Section 22(1)(a) provides for the exemption of records that:-
"(a) would be exempt from production in proceedings in a court on the ground of legal professional privilege,
In considering whether the record in question would be exempt from production in a court on the ground of legal professional privilege, I have to ignore the likelihood or otherwise of court proceedings taking place and bear in mind that legal professional privilege resides with the client. The question comes down simply to whether the client, in this case, the Council would succeed in withholding the document on the ground of legal professional privilege in court proceedings.
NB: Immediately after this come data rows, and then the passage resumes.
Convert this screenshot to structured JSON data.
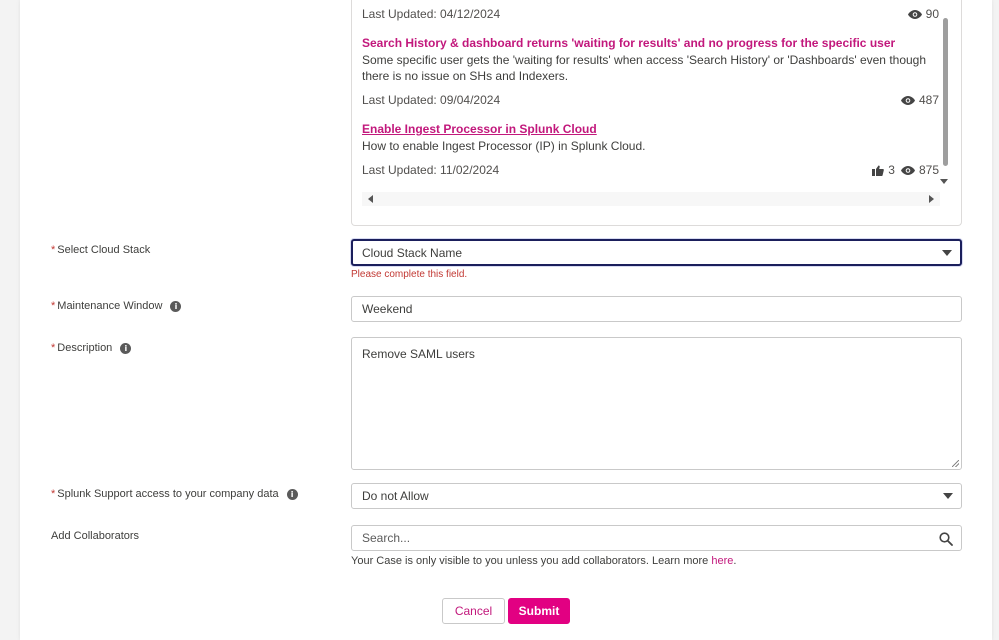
{
  "articles": [
    {
      "last_updated": "Last Updated: 04/12/2024",
      "views": "90"
    },
    {
      "title": "Search History & dashboard returns 'waiting for results' and no progress for the specific user",
      "description": "Some specific user gets the 'waiting for results' when access 'Search History' or 'Dashboards' even though there is no issue on SHs and Indexers.",
      "last_updated": "Last Updated: 09/04/2024",
      "views": "487"
    },
    {
      "title": "Enable Ingest Processor in Splunk Cloud",
      "description": "How to enable Ingest Processor (IP) in Splunk Cloud.",
      "last_updated": "Last Updated: 11/02/2024",
      "likes": "3",
      "views": "875"
    }
  ],
  "form": {
    "required_mark": "*",
    "cloud_stack": {
      "label": "Select Cloud Stack",
      "value": "Cloud Stack Name",
      "error": "Please complete this field."
    },
    "maintenance_window": {
      "label": "Maintenance Window",
      "value": "Weekend"
    },
    "description": {
      "label": "Description",
      "value": "Remove SAML users"
    },
    "support_access": {
      "label": "Splunk Support access to your company data",
      "value": "Do not Allow"
    },
    "collaborators": {
      "label": "Add Collaborators",
      "placeholder": "Search...",
      "hint": "Your Case is only visible to you unless you add collaborators. Learn more ",
      "hint_link": "here",
      "hint_end": "."
    },
    "info_glyph": "i"
  },
  "buttons": {
    "cancel": "Cancel",
    "submit": "Submit"
  },
  "colors": {
    "accent": "#e20082",
    "link": "#c2187c",
    "error": "#c23934",
    "focus_border": "#1b1f5c"
  }
}
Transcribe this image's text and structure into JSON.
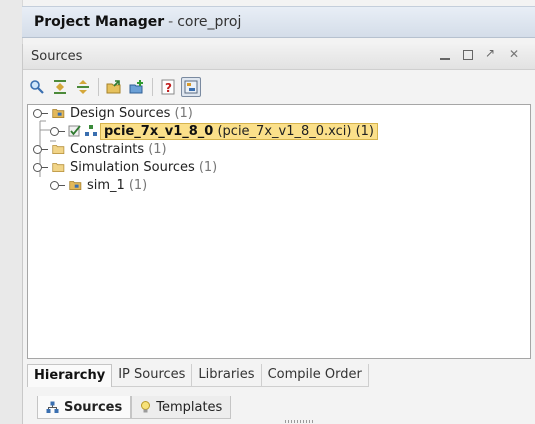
{
  "project_manager": {
    "title": "Project Manager",
    "separator": "-",
    "project": "core_proj"
  },
  "sources_panel": {
    "title": "Sources"
  },
  "toolbar": {
    "icons": [
      "search-icon",
      "collapse-all-icon",
      "expand-all-icon",
      "open-file-icon",
      "add-sources-icon",
      "help-icon",
      "show-hierarchy-icon"
    ]
  },
  "tree": {
    "design_sources": {
      "label": "Design Sources",
      "count": "(1)"
    },
    "pcie_core": {
      "name": "pcie_7x_v1_8_0",
      "detail": "(pcie_7x_v1_8_0.xci) (1)"
    },
    "constraints": {
      "label": "Constraints",
      "count": "(1)"
    },
    "simulation_sources": {
      "label": "Simulation Sources",
      "count": "(1)"
    },
    "sim_1": {
      "label": "sim_1",
      "count": "(1)"
    }
  },
  "view_tabs": [
    "Hierarchy",
    "IP Sources",
    "Libraries",
    "Compile Order"
  ],
  "bottom_tabs": {
    "sources": "Sources",
    "templates": "Templates"
  },
  "colors": {
    "selection": "#fbe08a",
    "title_bar": "#d4dde9",
    "folder": "#e3b85a"
  }
}
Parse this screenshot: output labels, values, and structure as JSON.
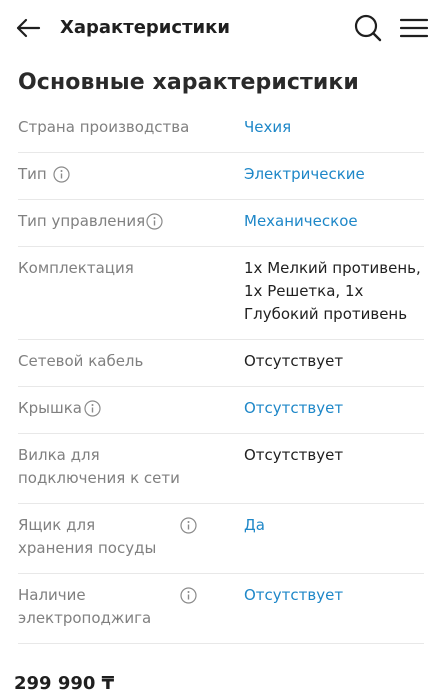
{
  "header": {
    "back_icon": "arrow-left-icon",
    "title": "Характеристики",
    "search_icon": "search-icon",
    "menu_icon": "hamburger-menu-icon"
  },
  "section": {
    "title": "Основные характеристики"
  },
  "specs": [
    {
      "label": "Страна производства",
      "value": "Чехия",
      "link": true,
      "info": false
    },
    {
      "label": "Тип",
      "value": "Электрические",
      "link": true,
      "info": true
    },
    {
      "label": "Тип управления",
      "value": "Механическое",
      "link": true,
      "info": true
    },
    {
      "label": "Комплектация",
      "value": "1x Мелкий противень, 1x Решетка, 1x Глубокий противень",
      "link": false,
      "info": false
    },
    {
      "label": "Сетевой кабель",
      "value": "Отсутствует",
      "link": false,
      "info": false
    },
    {
      "label": "Крышка",
      "value": "Отсутствует",
      "link": true,
      "info": true
    },
    {
      "label": "Вилка для подключения к сети",
      "value": "Отсутствует",
      "link": false,
      "info": false
    },
    {
      "label": "Ящик для хранения посуды",
      "value": "Да",
      "link": true,
      "info": true
    },
    {
      "label": "Наличие электроподжига",
      "value": "Отсутствует",
      "link": true,
      "info": true
    }
  ],
  "price": "299 990 ₸",
  "colors": {
    "link": "#1e87c8",
    "label": "#808080",
    "text": "#1f1f1f",
    "divider": "#e8e8e8"
  }
}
Legal professional privilege enables the client to maintain the confidentiality of two types of communication:
Having examined the record, I am satisfied that it is a request for legal advice relevant to a possible court case. Accordingly, I am satisfied that it attracts the first strand of legal privilege and I find that it is exempt from release under section 22(1)(a) of the FOI Act.
The Council, in seeking to withhold the records, also quoted section 15 of the Housing (Miscellaneous Provisions) Act, 1997. I am taking it that in doing so the Council was invoking section 32 of the FOI Act.
Section 32(1) provides for the withholding of records where-
(a) the disclosure of the record concerned is prohibited by any enactment (other than a provision specified in column (3) of the Third Schedule of an enactment specified in that Schedule), or
(b) the non-disclosure of the record is authorised by any such enactment in certain circumstances and the case is one in which the head would, pursuant to the enactment, refuse to disclose the record.
Therefore, section 32 provides that any non-disclosure provision in legislation shall supersede the FOI Act unless such a provision is listed in column (3) of the Third Schedule that Act. As section 15 of the Housing (Miscellaneous Provisions) Act, 1997, is not listed in that Schedule, I accept that any provisions in section 15 preventing release of records would supersede the provisions of the FOI Act. I have examined section 15 and am satisfied that it authorises the Council to make relevant enquiries of various named public bodies in relation to persons seeking housing. However, I am also satisfied that there is nothing in its provisions preventing release of records requested under FOI that are relevant to such enquiries. Accordingly, I find that the records are not exempt under 32 of the FOI Act by way of section 15 of the Housing (Miscellaneous Provisions) Act, 1997.
Having carried out a review under section 34(2) of the FOI Act, I hereby annul the decision of the Council and I find that the records should be released.
A party to a review, or any other person affected by a decision of the Information Commissioner following a review, may appeal to the High Court on a point of law arising from the decision. Such an appeal must be initiated not later than eight weeks from the date of this letter.